- PROBLEM REQUIREMENTS:
Below is a set of records. Repeat all of them exactly.

- SUPPLIED ENTRIES:
——

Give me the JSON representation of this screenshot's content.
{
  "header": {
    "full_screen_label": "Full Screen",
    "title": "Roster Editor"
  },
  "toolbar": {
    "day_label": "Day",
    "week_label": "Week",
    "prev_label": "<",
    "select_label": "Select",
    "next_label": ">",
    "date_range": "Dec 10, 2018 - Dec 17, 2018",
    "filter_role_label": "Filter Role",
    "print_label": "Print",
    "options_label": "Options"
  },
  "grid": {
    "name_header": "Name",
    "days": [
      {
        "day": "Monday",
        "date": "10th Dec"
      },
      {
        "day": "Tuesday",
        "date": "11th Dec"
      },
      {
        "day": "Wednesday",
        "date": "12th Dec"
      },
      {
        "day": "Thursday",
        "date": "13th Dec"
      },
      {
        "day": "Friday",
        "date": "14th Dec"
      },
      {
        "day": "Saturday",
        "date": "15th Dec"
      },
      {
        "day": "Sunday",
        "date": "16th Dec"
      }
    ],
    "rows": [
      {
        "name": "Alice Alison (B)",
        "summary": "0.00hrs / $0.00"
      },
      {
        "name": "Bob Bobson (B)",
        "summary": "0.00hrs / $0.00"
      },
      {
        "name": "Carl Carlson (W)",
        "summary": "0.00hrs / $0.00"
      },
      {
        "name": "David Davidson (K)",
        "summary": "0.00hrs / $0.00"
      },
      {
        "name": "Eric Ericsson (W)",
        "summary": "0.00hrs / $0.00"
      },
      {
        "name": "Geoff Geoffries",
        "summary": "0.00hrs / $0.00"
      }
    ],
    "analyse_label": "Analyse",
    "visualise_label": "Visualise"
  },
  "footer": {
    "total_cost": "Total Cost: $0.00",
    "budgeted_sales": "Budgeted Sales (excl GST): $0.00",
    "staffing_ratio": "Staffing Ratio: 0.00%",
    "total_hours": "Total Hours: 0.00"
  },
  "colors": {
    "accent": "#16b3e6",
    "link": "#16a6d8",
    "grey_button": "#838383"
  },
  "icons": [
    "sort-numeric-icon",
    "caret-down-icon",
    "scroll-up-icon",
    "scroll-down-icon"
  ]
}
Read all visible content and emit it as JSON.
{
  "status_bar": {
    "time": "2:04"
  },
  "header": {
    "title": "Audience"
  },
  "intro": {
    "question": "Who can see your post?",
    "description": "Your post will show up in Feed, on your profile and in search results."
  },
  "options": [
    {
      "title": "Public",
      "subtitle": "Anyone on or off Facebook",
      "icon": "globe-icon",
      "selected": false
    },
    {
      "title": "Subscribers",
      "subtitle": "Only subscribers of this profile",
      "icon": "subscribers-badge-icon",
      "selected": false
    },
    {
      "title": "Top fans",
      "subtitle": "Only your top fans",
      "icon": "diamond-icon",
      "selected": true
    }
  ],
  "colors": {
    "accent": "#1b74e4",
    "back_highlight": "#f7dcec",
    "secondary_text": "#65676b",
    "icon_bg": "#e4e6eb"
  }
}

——

- RESPONSE AREA:
Give me the JSON representation of this screenshot's content.
{
  "header": {
    "full_screen_label": "Full Screen",
    "title": "Roster Editor"
  },
  "toolbar": {
    "day_label": "Day",
    "week_label": "Week",
    "prev_label": "<",
    "select_label": "Select",
    "next_label": ">",
    "date_range": "Dec 10, 2018 - Dec 17, 2018",
    "filter_role_label": "Filter Role",
    "print_label": "Print",
    "options_label": "Options"
  },
  "grid": {
    "name_header": "Name",
    "days": [
      {
        "day": "Monday",
        "date": "10th Dec"
      },
      {
        "day": "Tuesday",
        "date": "11th Dec"
      },
      {
        "day": "Wednesday",
        "date": "12th Dec"
      },
      {
        "day": "Thursday",
        "date": "13th Dec"
      },
      {
        "day": "Friday",
        "date": "14th Dec"
      },
      {
        "day": "Saturday",
        "date": "15th Dec"
      },
      {
        "day": "Sunday",
        "date": "16th Dec"
      }
    ],
    "rows": [
      {
        "name": "Alice Alison (B)",
        "summary": "0.00hrs / $0.00"
      },
      {
        "name": "Bob Bobson (B)",
        "summary": "0.00hrs / $0.00"
      },
      {
        "name": "Carl Carlson (W)",
        "summary": "0.00hrs / $0.00"
      },
      {
        "name": "David Davidson (K)",
        "summary": "0.00hrs / $0.00"
      },
      {
        "name": "Eric Ericsson (W)",
        "summary": "0.00hrs / $0.00"
      },
      {
        "name": "Geoff Geoffries",
        "summary": "0.00hrs / $0.00"
      }
    ],
    "analyse_label": "Analyse",
    "visualise_label": "Visualise"
  },
  "footer": {
    "total_cost": "Total Cost: $0.00",
    "budgeted_sales": "Budgeted Sales (excl GST): $0.00",
    "staffing_ratio": "Staffing Ratio: 0.00%",
    "total_hours": "Total Hours: 0.00"
  },
  "colors": {
    "accent": "#16b3e6",
    "link": "#16a6d8",
    "grey_button": "#838383"
  },
  "icons": [
    "sort-numeric-icon",
    "caret-down-icon",
    "scroll-up-icon",
    "scroll-down-icon"
  ]
}
Read all visible content and emit it as JSON.
{
  "status_bar": {
    "time": "2:04"
  },
  "header": {
    "title": "Audience"
  },
  "intro": {
    "question": "Who can see your post?",
    "description": "Your post will show up in Feed, on your profile and in search results."
  },
  "options": [
    {
      "title": "Public",
      "subtitle": "Anyone on or off Facebook",
      "icon": "globe-icon",
      "selected": false
    },
    {
      "title": "Subscribers",
      "subtitle": "Only subscribers of this profile",
      "icon": "subscribers-badge-icon",
      "selected": false
    },
    {
      "title": "Top fans",
      "subtitle": "Only your top fans",
      "icon": "diamond-icon",
      "selected": true
    }
  ],
  "colors": {
    "accent": "#1b74e4",
    "back_highlight": "#f7dcec",
    "secondary_text": "#65676b",
    "icon_bg": "#e4e6eb"
  }
}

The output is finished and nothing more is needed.